CubeSats, like the one being developed by UB and its partners, belong to a class of smaller research spacecraft called nanosatellites that measure about 4 inches on each side, have a volume of about 1 quart, and weigh less than 3 pounds (1.1 kilograms).
The satellite itself will be built and tested through collaboration among UB School of Engineering, Discovery Museum, the University of Hawaii/NASA Astrobiology, with the support of engineers from UTC Aerospace.
Dr. Jani Macari Pallis, a mechanical engineering professor at UB School of Engineering, will co-lead the CubeSat’s design, construction, testing, and integration with Dr. Brendan Hermalyn, from the NASA Astrobiology Institute at the University of Hawaii at Manoa. She will also serve as one of the education and curriculum development team leaders and work with the data analysis and science payload team.
“I am grateful to the Discovery Museum and Planetarium for this incredible opportunity, as well as the support of my colleagues on this endeavor: Dr. Hassan Bajwa from Electrical Engineering, Dr. Neal Lewis from Technology Management, and Richard Yelle, director of the Shintaro Akatsu School of Design,” said Pallis.
“While we’re all thrilled about the satellite development and the launch opportunity, we are equally excited about the teaching and learning experience this will create for our undergraduate and graduate students. Integrating satellite design into our curriculum and involving UB students was one of our key contributions to the Museum’s CubeSat proposal to NASA.”

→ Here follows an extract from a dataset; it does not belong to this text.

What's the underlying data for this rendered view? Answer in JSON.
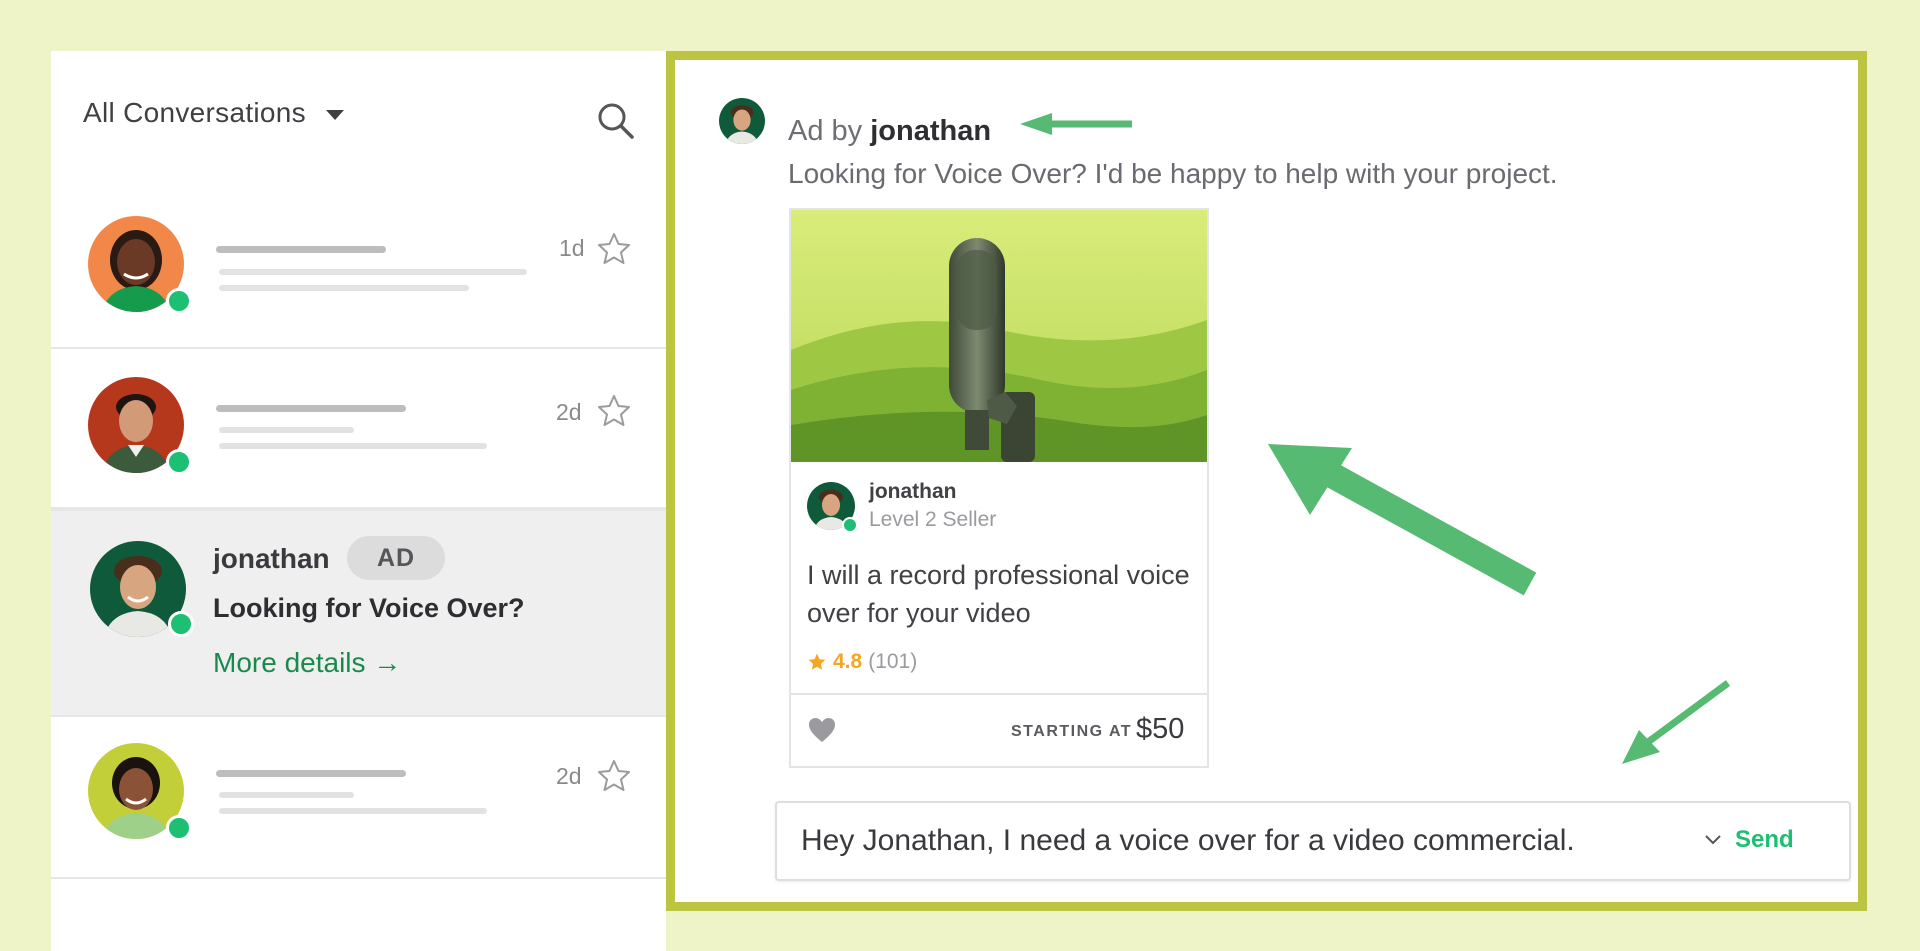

The main research payload onboard the satellite is a detector that will help characterize the amount of uncontrolled material in orbit, including both natural micrometeorites and man-made space debris. The satellite will relay research data to ground stations, including the Mission Control Center at the Discovery Museum.

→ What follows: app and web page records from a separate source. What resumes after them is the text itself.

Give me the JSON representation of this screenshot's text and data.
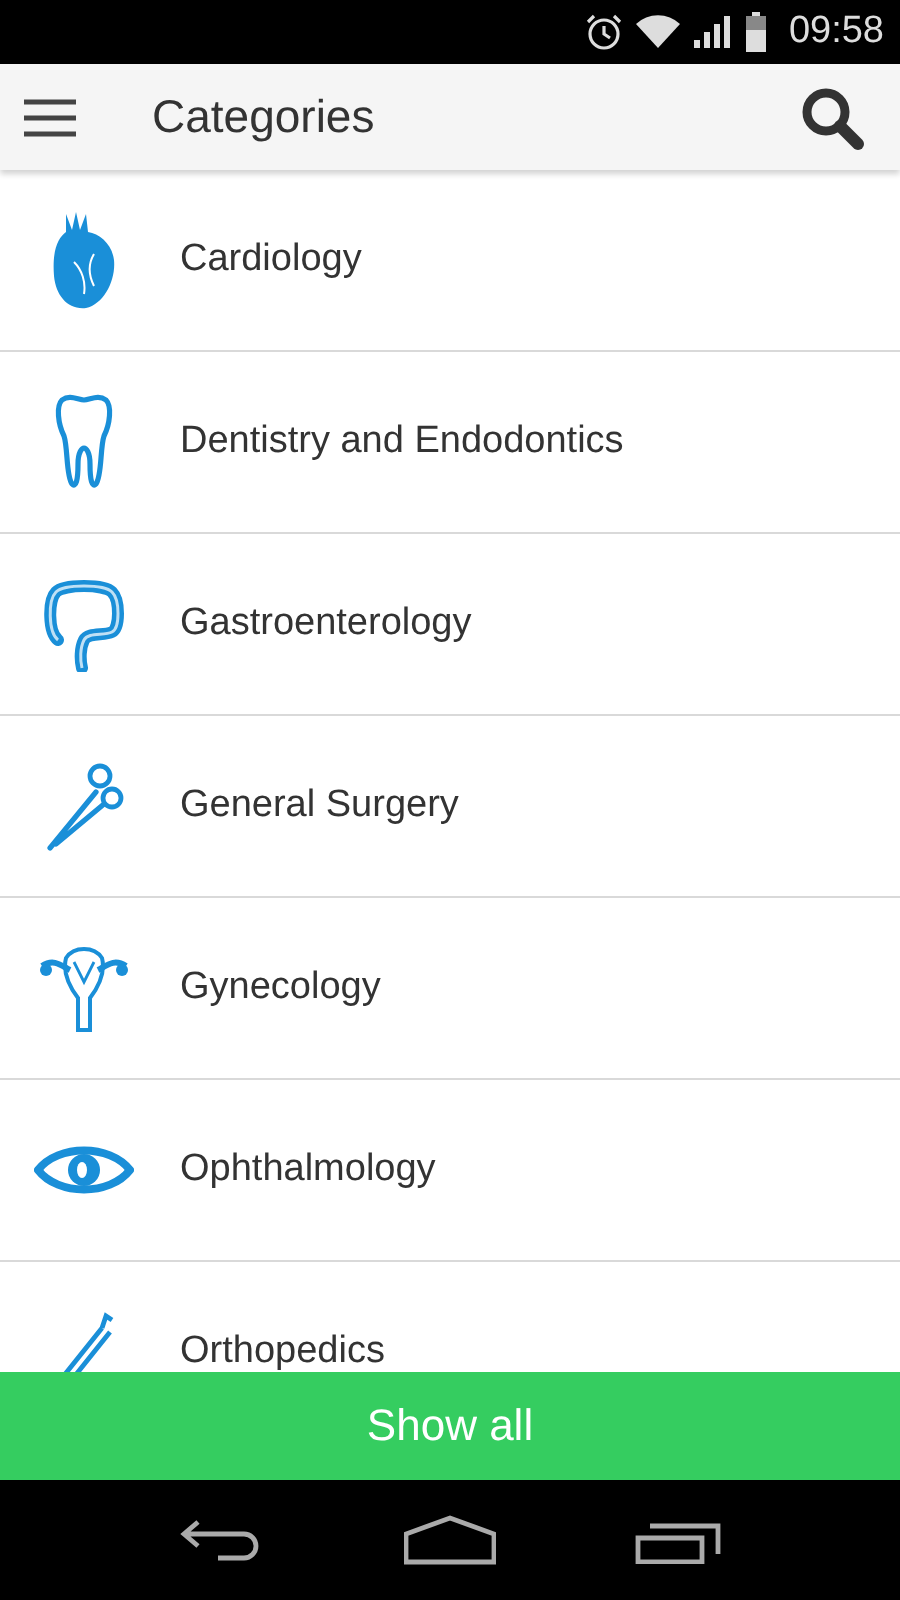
{
  "status_bar": {
    "time": "09:58"
  },
  "app_bar": {
    "title": "Categories"
  },
  "categories": [
    {
      "label": "Cardiology"
    },
    {
      "label": "Dentistry and Endodontics"
    },
    {
      "label": "Gastroenterology"
    },
    {
      "label": "General Surgery"
    },
    {
      "label": "Gynecology"
    },
    {
      "label": "Ophthalmology"
    },
    {
      "label": "Orthopedics"
    }
  ],
  "footer_button": {
    "label": "Show all"
  }
}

Vice President for Graduate Studies and Research and Dean of the School of Engineering at the University of Bridgeport, Dr. Tarek Sobh, added, “This exciting project will offer unique learning and research experiences for our students and faculty, and will clearly enhance our students’ employment options within STEM-oriented industries. The project falls within UB’s mission and leadership role as a regional center of excellence in engineering and technology and we look forward to this collaboration with our colleagues at the Discovery Museum and Planetarium and ATC Aeropace Systems, as well as forming a new learning and research partnership with the University of Hawaii.”
The Discovery Museum CubeSat will be eligible for flight once testing and final arrangements with NASA are completed.
For more details on NASA’s CSLI program, please see www.nasa.gov/directorates/heo/home/CubeSats_initiative.html
Media contact: Leslie Geary, (203) 576-4625, email@example.com